06/25/2019 | Press release | Distributed by Public on 06/25/2019 19:15
Congressman Bradley Byrne (R-AL) spoke today during a House Committee on Education and Labor committee hearing against an attempt by Democrats to weaken the Religious Freedom and Restoration Act (RFRA). After quoting House floor proceedings from 1993 in which House Majority Leader Steny Hoyer, House Judiciary Chairman Jerry Nadler, and Senate Minority Leader Chuck Schumer glowingly praised RFRA, Byrne offered the following remarks in defense of Democrat efforts to relegate religious freedom to a secondary right.
Congressman Byrnesaid: 'I wish that my colleagues would actually go back and read the Congressional Record from twenty-six years ago. Back then, Republicans and Democrats alike were united in a belief that the fundamental right of Free Exercise of Religion was worthy of the highest level of judicial protection. Congress did not enact a guaranteed win for people of faith but restored a balancing test, the religious individual's or organization's exercise against the government's compelling interest in restricting that activity.
'The government is winning over 80% of these cases! Yet, the few wins people of faith have gotten in recent years have really upset this majority.
'This hearing is titled 'The Misapplication of the Religious Freedom Restoration Act,' but it should be clear to all that RFRA is being applied exactly as it was intended.

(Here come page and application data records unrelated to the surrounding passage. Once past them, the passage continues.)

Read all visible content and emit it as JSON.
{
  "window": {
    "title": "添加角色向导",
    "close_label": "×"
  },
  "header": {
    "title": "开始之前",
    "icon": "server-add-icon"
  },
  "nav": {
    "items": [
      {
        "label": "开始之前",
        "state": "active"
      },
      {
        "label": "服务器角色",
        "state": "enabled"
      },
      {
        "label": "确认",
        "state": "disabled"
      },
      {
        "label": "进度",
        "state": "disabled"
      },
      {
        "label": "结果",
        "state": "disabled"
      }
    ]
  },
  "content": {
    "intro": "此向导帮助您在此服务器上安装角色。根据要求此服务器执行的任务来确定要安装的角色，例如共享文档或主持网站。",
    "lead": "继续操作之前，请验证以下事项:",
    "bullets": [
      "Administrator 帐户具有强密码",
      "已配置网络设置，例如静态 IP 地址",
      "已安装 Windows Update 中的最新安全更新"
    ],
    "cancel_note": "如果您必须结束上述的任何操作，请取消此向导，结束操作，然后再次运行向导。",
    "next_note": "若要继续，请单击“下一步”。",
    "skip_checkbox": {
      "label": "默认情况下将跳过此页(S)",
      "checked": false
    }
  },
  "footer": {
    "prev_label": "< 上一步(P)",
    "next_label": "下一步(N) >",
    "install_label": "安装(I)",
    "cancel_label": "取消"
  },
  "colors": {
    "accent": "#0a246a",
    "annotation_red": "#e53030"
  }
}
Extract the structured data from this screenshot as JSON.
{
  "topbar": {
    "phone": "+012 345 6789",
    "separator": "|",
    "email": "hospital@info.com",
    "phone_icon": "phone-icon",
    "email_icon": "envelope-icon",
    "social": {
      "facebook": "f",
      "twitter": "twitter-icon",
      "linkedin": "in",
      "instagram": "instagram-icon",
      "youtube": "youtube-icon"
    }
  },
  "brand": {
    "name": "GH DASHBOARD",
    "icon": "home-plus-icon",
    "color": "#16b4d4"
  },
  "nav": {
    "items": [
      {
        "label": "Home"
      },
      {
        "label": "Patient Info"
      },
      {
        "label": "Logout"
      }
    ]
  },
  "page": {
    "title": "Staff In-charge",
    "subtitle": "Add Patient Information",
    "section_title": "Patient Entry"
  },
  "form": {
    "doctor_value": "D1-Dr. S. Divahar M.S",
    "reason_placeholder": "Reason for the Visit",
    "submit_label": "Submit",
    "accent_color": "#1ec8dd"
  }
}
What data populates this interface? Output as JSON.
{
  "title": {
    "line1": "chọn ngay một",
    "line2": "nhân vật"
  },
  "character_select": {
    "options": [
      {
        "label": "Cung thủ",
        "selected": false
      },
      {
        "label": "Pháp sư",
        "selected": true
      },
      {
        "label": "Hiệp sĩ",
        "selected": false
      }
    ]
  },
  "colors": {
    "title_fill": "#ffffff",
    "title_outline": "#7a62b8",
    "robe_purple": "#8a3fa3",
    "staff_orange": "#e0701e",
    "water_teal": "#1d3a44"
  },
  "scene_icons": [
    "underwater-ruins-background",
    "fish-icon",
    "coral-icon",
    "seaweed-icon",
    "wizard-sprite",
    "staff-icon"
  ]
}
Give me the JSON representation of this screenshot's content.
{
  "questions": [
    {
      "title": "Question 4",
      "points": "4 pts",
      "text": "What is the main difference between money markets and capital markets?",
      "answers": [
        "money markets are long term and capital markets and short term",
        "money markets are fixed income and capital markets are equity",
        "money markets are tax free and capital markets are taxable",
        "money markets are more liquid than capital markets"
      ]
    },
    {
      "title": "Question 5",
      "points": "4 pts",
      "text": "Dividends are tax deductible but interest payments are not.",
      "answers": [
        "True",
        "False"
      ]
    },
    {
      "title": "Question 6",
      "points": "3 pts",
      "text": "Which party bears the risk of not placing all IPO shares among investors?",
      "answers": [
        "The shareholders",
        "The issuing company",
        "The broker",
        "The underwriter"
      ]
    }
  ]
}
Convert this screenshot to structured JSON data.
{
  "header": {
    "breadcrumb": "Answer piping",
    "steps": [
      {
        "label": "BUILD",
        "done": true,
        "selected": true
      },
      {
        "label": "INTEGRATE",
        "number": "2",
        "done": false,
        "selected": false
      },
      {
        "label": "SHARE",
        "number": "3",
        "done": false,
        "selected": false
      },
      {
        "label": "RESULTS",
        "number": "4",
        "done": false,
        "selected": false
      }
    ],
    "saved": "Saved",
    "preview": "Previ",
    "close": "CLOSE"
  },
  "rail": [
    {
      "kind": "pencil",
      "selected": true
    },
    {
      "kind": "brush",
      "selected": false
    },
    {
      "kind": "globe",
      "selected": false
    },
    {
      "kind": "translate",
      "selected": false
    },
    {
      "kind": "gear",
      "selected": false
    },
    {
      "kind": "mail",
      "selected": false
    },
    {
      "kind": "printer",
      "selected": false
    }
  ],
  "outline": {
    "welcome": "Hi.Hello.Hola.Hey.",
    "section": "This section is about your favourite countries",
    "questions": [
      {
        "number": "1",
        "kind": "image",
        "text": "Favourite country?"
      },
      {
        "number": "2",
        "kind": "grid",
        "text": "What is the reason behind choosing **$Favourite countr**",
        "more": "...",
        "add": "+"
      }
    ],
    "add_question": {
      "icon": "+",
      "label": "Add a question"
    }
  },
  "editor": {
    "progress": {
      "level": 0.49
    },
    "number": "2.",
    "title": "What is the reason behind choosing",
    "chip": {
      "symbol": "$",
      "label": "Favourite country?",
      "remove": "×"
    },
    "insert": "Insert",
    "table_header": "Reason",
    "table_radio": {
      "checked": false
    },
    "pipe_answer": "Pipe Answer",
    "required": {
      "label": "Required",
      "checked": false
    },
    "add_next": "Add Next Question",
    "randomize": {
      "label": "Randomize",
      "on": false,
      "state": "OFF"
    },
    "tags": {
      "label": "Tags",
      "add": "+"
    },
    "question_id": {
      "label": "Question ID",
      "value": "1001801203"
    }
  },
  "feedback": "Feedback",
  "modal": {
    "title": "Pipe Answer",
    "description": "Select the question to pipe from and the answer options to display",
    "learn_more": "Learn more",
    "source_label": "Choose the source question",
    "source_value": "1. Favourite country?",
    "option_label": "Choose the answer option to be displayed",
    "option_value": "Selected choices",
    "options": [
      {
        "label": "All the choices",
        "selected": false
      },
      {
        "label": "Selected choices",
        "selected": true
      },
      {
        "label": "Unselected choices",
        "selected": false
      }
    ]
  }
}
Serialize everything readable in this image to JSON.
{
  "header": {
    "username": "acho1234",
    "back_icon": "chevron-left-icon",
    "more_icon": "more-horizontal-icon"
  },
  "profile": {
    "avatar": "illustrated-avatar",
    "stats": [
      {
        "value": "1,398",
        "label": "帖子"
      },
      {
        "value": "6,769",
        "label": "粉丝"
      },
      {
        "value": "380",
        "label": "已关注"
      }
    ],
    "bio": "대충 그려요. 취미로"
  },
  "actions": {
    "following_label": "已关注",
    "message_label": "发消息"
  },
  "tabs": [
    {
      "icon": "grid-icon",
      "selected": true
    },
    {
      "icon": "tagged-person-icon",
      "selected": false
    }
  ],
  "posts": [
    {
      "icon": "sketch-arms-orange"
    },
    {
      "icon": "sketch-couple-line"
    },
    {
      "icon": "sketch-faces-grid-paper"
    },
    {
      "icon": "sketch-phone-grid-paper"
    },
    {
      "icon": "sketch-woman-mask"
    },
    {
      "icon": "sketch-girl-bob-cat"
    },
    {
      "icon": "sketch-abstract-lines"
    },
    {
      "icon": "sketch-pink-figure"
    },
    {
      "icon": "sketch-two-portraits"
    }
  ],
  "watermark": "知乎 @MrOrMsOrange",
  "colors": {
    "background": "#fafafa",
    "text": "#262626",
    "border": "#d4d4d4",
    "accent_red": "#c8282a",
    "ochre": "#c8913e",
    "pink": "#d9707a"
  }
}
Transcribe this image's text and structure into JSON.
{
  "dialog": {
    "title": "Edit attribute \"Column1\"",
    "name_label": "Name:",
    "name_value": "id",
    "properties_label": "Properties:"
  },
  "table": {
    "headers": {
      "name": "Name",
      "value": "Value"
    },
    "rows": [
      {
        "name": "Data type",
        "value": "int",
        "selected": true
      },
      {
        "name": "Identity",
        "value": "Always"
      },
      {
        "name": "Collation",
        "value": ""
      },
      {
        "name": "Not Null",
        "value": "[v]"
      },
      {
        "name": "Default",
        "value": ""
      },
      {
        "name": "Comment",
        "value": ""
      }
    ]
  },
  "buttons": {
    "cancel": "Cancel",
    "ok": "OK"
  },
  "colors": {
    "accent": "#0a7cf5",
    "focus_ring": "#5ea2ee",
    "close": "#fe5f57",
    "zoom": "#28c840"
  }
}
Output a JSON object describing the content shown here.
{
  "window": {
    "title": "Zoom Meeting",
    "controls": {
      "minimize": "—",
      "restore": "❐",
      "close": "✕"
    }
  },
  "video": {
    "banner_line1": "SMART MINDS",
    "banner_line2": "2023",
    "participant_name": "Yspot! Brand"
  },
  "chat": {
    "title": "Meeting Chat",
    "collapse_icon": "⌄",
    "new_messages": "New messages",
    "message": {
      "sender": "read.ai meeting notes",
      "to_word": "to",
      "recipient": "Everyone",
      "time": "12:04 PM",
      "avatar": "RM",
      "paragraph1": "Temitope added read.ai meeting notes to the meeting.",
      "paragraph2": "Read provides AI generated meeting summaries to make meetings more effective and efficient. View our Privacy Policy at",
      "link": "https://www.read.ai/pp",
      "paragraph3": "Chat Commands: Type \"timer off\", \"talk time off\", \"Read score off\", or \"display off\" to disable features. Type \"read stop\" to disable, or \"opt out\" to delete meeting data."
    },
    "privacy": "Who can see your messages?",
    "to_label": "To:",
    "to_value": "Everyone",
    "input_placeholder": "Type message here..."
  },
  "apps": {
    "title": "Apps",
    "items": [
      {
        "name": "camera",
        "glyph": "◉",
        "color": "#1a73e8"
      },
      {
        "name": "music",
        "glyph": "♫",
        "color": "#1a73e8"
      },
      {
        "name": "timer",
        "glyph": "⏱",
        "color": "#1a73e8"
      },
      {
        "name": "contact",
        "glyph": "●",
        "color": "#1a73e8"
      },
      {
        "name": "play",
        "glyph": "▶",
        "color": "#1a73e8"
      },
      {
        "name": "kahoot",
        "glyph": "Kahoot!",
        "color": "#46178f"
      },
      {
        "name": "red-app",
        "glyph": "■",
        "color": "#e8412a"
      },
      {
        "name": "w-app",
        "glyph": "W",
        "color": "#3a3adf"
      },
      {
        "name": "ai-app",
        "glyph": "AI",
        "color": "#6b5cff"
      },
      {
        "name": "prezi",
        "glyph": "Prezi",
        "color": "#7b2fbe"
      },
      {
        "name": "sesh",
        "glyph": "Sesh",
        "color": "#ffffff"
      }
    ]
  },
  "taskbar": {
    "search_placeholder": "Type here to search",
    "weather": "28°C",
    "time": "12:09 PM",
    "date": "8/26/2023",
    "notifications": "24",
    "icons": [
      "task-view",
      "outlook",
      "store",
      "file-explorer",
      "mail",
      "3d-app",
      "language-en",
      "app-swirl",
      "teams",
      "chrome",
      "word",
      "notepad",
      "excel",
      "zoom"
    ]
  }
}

The difference is not the law. It is in my Democratic colleagues' point of view since 26 years ago.
'Frankly, this committee should question why we are even considering taking away the rights of citizens to freely practice their faith. This legislation does not live up to the ideals of our great nation's Constitution, and we need to stand up for people of faith who are under attack in America today.
'There is a fundamental conflict in values in this country, and there is a determined minority, an intolerant minority, that would tell the majority in this country who are people of faith 'you cannot exercise your faith because we find it repugnant in some way.' Well, that is not what the Constitution is about. That's not the reason this country was founded. This country was founded so we could all freely exercise our religion-that is not a secondary right.
'This bill in essence would make everybody's right to freely exercise their religion a secondary right. Well, to millions--tens of millions-it is the primary source of their meaning in life, and the Democrats would take that away from them. For what? For a handful of cases that have gone the other way, when 80-plus percent have gone the government's way?
'That's how fundamental the conflict in values in this country have become, and we in this Congress should stand up for the majority of Americans who have Judeo-Christian values and say you can continue to exercise your faith and we, the government, are not going to take that away from you.'